Keane-M; Chen-B; Stone-S
NORA Symposium 2011: Achieving Impact Through Research and Partnerships, July 12-13, 2011, Cincinnati, Ohio. Cincinnati, OH: National Institute for Occupational Safety and Health, 2011 Jul; :35

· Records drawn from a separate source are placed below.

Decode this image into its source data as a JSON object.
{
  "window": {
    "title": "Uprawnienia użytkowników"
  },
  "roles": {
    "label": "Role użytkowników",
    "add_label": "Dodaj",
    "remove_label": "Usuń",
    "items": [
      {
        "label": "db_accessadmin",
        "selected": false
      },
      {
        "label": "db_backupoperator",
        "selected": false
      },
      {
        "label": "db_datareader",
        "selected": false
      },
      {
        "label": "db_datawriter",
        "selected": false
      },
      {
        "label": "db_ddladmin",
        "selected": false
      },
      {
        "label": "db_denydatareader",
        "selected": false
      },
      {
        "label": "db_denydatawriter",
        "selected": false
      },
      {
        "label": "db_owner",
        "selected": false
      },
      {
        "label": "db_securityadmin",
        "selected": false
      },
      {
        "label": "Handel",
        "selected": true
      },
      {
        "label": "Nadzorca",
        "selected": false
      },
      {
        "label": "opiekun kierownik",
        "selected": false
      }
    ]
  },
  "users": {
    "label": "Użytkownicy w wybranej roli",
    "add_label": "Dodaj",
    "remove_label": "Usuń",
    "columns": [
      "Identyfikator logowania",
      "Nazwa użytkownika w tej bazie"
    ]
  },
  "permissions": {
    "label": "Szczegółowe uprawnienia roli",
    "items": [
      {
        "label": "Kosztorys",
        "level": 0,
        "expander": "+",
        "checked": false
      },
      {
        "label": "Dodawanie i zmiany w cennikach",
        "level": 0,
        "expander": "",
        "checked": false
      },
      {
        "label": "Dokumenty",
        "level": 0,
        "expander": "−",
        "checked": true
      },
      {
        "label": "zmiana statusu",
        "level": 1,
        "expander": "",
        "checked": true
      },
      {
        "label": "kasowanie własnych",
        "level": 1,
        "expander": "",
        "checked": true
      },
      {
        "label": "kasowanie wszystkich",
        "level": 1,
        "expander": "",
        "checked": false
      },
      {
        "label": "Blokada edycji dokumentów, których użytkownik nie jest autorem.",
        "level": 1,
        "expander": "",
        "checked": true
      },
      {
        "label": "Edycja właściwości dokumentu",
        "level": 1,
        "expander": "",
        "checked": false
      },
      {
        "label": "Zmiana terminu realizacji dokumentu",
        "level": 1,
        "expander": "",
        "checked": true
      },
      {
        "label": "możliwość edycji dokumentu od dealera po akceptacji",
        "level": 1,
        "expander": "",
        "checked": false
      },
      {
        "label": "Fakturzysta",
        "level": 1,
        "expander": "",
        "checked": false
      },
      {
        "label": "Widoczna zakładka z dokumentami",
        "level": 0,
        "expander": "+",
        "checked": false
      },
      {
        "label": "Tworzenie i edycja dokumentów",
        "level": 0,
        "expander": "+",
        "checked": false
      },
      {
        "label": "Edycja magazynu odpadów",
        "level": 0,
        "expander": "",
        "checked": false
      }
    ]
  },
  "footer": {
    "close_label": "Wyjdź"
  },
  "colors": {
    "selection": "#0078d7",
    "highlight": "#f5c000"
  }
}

The primary goal of the proposed project is to identify and develop ways in which the best current common gas metal arc welding practices may be selected to reduce worker exposure to welding fumes. The understanding of how process conditions influence fume profiles can significantly contribute to creating strategies for minimizing fume exposures and selecting engineering controls to avert adverse health effects. A welding chamber was designed and fabricated based on an American Welding Society chamber, and was adapted for use with a 102 mm filter holder and external monitors for ozone and total particulate matter. The welding piece is rotated with a motorized turntable, and flow was upward through a 102 mm electrets filter at 200 liters/min. The system was validated in the AWS specification test using mild steel axial spray mode with 100 percent CO2. Monitoring with both the DataRAM for TSP and a UV-ozone monitor, ozone was cleared in less than 2 minutes from the chamber, and TPM generally within 3 minutes after the arc time was completed.
Welding; Arc-welding; Gas-welders; Work-practices; Welders; Fumes; Employee-exposure; Exposure-levels; Metal-fumes; Metal-workers; Metals; Exposure-assessment; Exposure-chambers; Exposure-methods; Particulates; Monitoring-systems; Engineering-controls; Filters; Monitors
NORA Symposium 2011: Achieving Impact Through Research and Partnerships, July 12-13, 2011, Cincinnati, Ohio
Page last reviewed: September 2, 2020
Content source: National Institute for Occupational Safety and Health Education and Information Division